This year I had some scented ‘Paperwhite' Narcissus for Christmas which flower 6-8 weeks from planting and in January and February, when it's always rather bleak.
I also love the vivid colour from orange ‘Ballerina’ tulips and a bit of drama from dark 'Paul Scherer’ tulips. I sometimes use trailing plants like Muehlenbeckia complexa or Epipremnum aureum, Adiantum raddianum (Maidenhair Ferns) and orchids surrounded by moss.
SJ: The Morvah Hanging Planters are such a beautiful, sculptural shape and look great with trailing plants like Ceropegia linearis subsp. woodii (String of Hearts), Hoya gracilis or Muehlenbeckia complexa or simple graphic arrangements of ferns and Soleirolia soleirolii (Mind Your Own Business) or even some moss.

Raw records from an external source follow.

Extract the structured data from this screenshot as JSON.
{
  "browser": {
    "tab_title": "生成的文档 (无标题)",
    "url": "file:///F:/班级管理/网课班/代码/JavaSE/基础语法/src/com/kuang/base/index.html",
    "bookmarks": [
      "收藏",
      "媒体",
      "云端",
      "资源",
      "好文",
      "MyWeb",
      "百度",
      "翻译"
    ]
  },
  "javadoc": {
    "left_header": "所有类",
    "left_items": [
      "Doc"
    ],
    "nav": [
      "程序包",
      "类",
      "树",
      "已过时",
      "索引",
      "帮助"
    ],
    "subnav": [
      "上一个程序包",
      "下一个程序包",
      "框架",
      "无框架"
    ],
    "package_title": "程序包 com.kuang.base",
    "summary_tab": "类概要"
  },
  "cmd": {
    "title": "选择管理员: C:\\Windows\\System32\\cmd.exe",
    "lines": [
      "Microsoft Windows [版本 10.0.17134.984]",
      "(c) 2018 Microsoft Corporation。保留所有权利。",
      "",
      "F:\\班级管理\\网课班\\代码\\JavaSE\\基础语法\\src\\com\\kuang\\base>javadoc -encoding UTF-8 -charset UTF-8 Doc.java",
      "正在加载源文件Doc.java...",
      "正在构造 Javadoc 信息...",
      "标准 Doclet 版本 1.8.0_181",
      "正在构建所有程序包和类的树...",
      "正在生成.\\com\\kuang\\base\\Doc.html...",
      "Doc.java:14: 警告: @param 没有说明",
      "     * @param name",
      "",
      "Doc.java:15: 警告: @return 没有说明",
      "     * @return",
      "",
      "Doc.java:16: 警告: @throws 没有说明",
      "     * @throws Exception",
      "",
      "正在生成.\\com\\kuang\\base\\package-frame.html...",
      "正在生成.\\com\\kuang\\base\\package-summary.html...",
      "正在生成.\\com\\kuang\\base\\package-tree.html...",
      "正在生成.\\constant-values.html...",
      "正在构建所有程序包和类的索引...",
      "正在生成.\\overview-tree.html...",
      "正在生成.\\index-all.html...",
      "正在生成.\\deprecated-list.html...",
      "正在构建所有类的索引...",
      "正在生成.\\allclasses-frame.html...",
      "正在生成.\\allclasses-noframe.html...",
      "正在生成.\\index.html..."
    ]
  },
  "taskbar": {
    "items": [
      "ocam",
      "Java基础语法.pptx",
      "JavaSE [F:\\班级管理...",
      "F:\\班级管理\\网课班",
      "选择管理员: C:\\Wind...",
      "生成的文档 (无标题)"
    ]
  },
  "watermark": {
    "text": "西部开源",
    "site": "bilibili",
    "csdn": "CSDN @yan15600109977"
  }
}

The Merryn Planter can take bigger ferns, again planted with mounds of bun moss and tiny Nephrolepis exaltata ferns or would also look wonderful with orchids such as Zygopetalum 'Trozy Blue’ or Coelogyne cristata alba artfully draping down the sides complimenting the sculptural steam bent stand.
For seasonality, I would force Spring flowering bulbs like Muscari, Iris reticulata, Tulips or Narcissus en masse in ordinary pots keeping it really simple by only using one type of bulb per planter. Later, transfer them into the planter when you bring them inside, adding moss or Tillandsia usneoides (Spanish moss) to trail over the sides or the ever useful Muehlenbeckia complexa.
Simple arrangements of ferns like Dryopteris erythrosora planted up with moss and Muehlenbeckia also look graphic and modern.
SJ: Less is more - don’t over-water your indoor plants unless the plant in question is known for needing set water requirements. Most plants do well with less water as opposed to too much (which causes root rot).
Adding a layer of horticultural grit in the base of the Green Range ceramic planters helps with drainage and will avoid plants becoming over saturated.
The planting for Tom’s beautiful Force of Nature garden was such a great brief to work on.
I was inspired by the Cornish location of the Tom Raffield studio, near Helston, close to the Helford River and the gardens that are tucked into sheltered valleys leading down to the estuary.
The planting for the Morvah and Merryn Planters specifically reflects the epiphytic plants that colonise trees that fell in the 1990 storm in gardens like Glendurgan. These plants take their moisture and nutrients from rain and the air around them. Moss and native ferns grow easily on the trunks of older or fallen trees. Orchids, Pleione formosana, Aspleniums, ferns and mosses and trailing Tillandsia usneoides and Muehlenbeckia complexa will be planted amongst pin cushion moss within the planters.